Dataset rows for apps and sites:
....

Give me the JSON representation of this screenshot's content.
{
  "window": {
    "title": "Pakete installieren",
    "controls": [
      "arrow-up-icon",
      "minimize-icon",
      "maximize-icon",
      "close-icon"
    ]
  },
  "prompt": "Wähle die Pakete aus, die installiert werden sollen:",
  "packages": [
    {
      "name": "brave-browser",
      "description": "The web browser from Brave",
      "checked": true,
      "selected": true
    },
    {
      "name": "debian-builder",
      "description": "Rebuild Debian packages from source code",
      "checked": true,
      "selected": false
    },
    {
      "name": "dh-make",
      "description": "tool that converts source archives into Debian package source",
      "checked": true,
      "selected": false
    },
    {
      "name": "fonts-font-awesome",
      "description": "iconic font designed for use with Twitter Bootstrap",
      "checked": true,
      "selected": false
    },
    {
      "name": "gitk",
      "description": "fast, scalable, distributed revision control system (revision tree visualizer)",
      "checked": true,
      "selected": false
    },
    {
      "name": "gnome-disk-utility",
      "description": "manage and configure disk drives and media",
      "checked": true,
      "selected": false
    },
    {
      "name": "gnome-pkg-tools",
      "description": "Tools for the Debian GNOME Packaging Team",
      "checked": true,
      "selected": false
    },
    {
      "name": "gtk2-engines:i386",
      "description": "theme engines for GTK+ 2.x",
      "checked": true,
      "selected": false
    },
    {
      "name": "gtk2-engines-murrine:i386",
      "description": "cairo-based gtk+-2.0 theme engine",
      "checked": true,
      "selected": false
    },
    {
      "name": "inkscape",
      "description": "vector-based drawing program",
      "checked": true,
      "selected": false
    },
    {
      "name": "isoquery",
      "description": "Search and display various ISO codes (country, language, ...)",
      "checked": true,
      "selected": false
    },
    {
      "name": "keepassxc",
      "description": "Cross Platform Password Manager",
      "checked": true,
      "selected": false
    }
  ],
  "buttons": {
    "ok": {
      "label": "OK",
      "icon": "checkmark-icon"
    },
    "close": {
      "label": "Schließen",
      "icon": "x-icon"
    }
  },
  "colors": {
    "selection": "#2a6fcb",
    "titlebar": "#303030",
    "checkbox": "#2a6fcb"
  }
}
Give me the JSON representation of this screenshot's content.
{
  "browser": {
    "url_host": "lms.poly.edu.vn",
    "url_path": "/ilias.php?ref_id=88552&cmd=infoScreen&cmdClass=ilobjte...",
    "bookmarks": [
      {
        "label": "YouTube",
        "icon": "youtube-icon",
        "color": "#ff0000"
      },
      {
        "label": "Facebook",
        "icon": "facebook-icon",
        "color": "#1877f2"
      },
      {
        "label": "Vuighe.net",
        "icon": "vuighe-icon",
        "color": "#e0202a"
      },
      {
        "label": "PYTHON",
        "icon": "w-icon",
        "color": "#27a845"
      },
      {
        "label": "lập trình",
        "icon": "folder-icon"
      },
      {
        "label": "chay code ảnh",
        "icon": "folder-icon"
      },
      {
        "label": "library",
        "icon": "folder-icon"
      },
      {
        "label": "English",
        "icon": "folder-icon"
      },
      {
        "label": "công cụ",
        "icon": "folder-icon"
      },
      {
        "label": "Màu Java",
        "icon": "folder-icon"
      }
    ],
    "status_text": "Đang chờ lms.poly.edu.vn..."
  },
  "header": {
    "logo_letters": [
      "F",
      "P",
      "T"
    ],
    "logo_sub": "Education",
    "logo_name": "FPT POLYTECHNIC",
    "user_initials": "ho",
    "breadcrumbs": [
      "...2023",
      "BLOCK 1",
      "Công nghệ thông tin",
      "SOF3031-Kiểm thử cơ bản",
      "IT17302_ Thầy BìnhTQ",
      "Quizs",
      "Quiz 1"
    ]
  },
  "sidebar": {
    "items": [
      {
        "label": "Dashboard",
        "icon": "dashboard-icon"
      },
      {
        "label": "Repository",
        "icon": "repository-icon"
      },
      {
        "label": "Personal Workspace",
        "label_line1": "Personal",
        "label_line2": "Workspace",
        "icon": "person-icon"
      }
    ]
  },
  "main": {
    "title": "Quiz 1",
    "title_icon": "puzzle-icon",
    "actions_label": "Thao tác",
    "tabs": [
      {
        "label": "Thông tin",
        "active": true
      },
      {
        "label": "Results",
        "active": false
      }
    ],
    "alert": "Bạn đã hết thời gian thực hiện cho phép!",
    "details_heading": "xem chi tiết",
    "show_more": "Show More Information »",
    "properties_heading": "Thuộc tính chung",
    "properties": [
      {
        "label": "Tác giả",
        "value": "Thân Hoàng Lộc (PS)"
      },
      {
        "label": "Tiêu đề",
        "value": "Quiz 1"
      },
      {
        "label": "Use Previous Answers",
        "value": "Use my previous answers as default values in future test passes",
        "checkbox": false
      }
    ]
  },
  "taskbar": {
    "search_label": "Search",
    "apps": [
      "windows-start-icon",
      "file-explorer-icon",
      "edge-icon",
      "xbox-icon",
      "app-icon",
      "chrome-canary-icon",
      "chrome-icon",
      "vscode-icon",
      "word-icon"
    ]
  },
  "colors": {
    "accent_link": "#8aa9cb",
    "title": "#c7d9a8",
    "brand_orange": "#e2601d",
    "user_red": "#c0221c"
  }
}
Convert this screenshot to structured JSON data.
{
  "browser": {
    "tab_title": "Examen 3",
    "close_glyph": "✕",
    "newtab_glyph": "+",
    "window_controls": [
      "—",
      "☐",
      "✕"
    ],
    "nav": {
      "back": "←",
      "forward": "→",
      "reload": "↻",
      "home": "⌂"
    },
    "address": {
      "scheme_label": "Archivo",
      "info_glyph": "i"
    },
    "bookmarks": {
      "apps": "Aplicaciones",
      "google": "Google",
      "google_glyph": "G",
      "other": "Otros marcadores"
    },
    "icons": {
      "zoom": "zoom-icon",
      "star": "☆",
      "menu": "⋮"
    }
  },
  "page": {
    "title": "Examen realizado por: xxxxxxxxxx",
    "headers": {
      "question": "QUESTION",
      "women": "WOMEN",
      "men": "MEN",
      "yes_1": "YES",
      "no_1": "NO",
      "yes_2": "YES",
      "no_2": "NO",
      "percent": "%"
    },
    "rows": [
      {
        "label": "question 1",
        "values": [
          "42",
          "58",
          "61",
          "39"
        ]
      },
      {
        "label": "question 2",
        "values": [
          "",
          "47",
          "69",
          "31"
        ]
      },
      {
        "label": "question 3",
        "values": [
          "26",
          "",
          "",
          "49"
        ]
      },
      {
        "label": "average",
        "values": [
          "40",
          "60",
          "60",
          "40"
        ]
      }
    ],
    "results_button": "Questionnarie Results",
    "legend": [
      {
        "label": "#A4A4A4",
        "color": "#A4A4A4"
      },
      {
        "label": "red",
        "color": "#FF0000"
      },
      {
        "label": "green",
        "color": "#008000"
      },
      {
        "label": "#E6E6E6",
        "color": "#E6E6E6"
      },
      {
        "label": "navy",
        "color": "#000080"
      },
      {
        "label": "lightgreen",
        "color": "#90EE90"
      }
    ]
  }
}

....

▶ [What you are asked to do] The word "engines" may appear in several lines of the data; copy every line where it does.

▶ [Solution to this exercise]
      "name": "gtk2-engines:i386",
      "description": "theme engines for GTK+ 2.x",
      "name": "gtk2-engines-murrine:i386",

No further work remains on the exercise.